The name of Vancouver’s latest dining concept, SUYO, is derived from an indigenous South American word for “homeland.” The inspiration for the name comes from a conversation that chef/co-owner Ricardo Valverde had with his father when they were immigrating to Canada 24 years ago. The younger Valverde asked his father what they would be doing upon arrival, to which they elder responded: “let’s build patria,” Spanish for “homeland.” If SUYO’s cuisine is any indication, then its new homeland is and will be filled with delicious food that speaks to disparate homelands the world over.
SUYO’s externally unassuming 50-seat space on a stretch of Main Street that houses some of Vancouver’s best restaurants was designed by Evoke International, which also designed Published on Main, just one block away. Devoid of ornate or superfluous embellishments, the room gives a sense of calm upon entering, thanks to its elegantly curved corners and large, dark-wood panels that run vertically and across the ceiling in continuous lines, wrapping diners in warm wood zhuzhed up by an interstice of stone and metal that leads from the bar into the open kitchen beyond.
As with a lot of Peruvian cuisine, the cooking incorporates techniques and ingredients from all over the world. The menu is imbued with a world of flavours, from Russia, France, Italy, and beyond, as well as influences not typically considered Peruvian: China and Japan—which Peru has significant and influential populations of.
After enjoying a delightful cocktail from bar manager Max Curzon-Price, such as his Vancouver twist on a traditional Peruvian pisco sour, diners are set to enjoy a meal that takes similar flights of fancy from its homeland while remaining grounded in that rich culture.
Much of the culinary border-crossing comes from Valverde’s own imagination. The ensalada rusa takes the traditional Russian dish and transports it south by replacing some of the more tired usual ingredients with avocado and aioli. The aji de gallina ravioli reimagines the traditional Peruvian shredded chicken stew as the stuffing for ravioli that, at SUYO, is convincingly Italian.

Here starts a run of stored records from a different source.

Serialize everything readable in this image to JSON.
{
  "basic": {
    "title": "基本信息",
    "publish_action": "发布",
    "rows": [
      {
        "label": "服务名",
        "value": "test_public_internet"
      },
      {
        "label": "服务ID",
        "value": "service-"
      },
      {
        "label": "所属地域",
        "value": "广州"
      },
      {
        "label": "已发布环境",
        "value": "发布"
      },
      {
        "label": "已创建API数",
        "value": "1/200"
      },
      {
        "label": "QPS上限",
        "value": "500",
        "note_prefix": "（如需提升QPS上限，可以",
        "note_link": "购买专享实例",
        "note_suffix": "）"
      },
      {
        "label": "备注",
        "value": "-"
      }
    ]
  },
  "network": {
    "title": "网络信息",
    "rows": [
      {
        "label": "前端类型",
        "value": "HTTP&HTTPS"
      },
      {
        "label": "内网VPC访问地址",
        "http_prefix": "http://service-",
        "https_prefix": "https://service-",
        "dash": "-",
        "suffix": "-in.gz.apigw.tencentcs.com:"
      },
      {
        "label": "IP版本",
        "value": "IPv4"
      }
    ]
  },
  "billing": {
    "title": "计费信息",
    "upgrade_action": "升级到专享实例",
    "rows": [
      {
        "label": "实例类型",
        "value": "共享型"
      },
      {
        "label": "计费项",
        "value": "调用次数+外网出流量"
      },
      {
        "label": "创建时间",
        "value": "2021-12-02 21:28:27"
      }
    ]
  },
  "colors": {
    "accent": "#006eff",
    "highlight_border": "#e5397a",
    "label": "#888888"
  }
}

Other dishes on the menu are traditionally Peruvian, where the melding of flavours is already well established. Lomo saltado, one of Peru’s most beloved dishes, comes from “chifa” cuisine, which is essentially Chinese-Peruvian fusion. SUYO’s rendition of lomo saltado is mostly classic: marinated beef is stir fried with onion, tomato, aji amarillo (Valverde warns against using the term “chili pepper” in his restaurant), and scallions, and is then served in a generous portion of soy jus. The fun part about this dish is that diners get to see what Peruvian-Canadian fusion food might look like. Chef Valverde replaces the cheap sirloin typically used in lomo saltado with AAA Canadian tenderloin, elevating the dish via Canada’s agricultural bounty.

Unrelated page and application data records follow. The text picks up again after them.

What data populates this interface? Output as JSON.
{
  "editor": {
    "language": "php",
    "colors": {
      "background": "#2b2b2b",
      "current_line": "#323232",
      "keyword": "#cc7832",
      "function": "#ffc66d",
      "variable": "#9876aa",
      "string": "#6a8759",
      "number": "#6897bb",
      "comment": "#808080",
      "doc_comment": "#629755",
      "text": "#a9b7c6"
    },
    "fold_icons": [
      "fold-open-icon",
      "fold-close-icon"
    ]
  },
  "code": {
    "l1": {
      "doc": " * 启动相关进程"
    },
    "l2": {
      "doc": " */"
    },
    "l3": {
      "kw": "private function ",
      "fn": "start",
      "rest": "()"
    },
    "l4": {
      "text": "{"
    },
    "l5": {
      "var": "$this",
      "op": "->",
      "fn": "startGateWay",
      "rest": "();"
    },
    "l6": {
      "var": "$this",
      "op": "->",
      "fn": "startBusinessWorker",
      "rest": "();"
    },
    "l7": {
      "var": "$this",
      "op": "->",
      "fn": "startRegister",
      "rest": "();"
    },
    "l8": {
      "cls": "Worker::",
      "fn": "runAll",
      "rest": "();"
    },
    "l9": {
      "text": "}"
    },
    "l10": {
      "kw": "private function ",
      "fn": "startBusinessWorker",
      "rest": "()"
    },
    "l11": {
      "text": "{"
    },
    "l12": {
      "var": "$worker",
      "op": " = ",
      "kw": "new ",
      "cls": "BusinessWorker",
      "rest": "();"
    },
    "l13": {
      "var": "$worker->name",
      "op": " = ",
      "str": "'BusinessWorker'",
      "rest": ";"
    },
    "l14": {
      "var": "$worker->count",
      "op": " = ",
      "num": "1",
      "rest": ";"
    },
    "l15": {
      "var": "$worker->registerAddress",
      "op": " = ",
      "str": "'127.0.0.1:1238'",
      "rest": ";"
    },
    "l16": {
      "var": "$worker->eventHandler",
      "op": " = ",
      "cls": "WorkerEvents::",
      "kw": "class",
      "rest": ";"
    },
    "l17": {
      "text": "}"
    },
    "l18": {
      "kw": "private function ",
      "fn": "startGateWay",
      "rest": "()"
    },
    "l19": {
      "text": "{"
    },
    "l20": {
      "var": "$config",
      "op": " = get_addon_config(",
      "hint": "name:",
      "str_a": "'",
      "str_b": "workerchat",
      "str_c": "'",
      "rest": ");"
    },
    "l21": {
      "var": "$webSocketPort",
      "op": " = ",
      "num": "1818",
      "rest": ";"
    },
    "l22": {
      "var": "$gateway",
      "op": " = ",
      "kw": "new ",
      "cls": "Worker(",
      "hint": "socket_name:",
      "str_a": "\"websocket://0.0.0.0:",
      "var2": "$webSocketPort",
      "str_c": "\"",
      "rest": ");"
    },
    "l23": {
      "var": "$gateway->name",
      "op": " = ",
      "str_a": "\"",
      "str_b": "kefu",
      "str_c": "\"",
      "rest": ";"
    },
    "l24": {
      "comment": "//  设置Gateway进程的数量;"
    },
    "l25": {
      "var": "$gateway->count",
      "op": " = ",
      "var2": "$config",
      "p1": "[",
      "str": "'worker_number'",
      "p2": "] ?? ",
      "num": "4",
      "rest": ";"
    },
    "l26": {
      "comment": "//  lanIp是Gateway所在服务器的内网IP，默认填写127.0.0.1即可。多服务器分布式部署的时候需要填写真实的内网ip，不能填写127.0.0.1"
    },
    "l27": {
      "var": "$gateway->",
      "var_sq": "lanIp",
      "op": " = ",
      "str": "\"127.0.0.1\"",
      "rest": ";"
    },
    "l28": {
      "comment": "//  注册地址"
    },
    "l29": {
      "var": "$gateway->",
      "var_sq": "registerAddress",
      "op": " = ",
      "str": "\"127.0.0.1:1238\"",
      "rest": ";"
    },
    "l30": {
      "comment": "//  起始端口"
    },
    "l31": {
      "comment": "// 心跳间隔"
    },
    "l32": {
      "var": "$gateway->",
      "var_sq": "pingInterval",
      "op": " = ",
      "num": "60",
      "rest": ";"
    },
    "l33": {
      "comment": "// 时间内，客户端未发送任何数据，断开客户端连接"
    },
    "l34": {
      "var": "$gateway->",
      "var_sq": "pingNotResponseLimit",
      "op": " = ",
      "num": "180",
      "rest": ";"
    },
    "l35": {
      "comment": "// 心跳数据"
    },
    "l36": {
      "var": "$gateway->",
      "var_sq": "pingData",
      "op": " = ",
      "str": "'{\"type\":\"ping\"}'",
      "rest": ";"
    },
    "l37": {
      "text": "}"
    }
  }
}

The wine list at SUYO is a deft mix of old- and new-school favourites with a common thread: all come from the New World. Not surprisingly, the list features a good number of wines from Argentina and Chile, including some from the region’s crème de la crème, Catena Zapata. Bolstering the selection are wines from British Columbia, Washington, Oregon, and California, as well as a fair number from South America’s rising star: Uruguay. But who knows, given how Peruvian cuisine has so efficiently adopted flavours from around the world, there might be a pinot noir from Cuzco on SUYO’s wine list soon.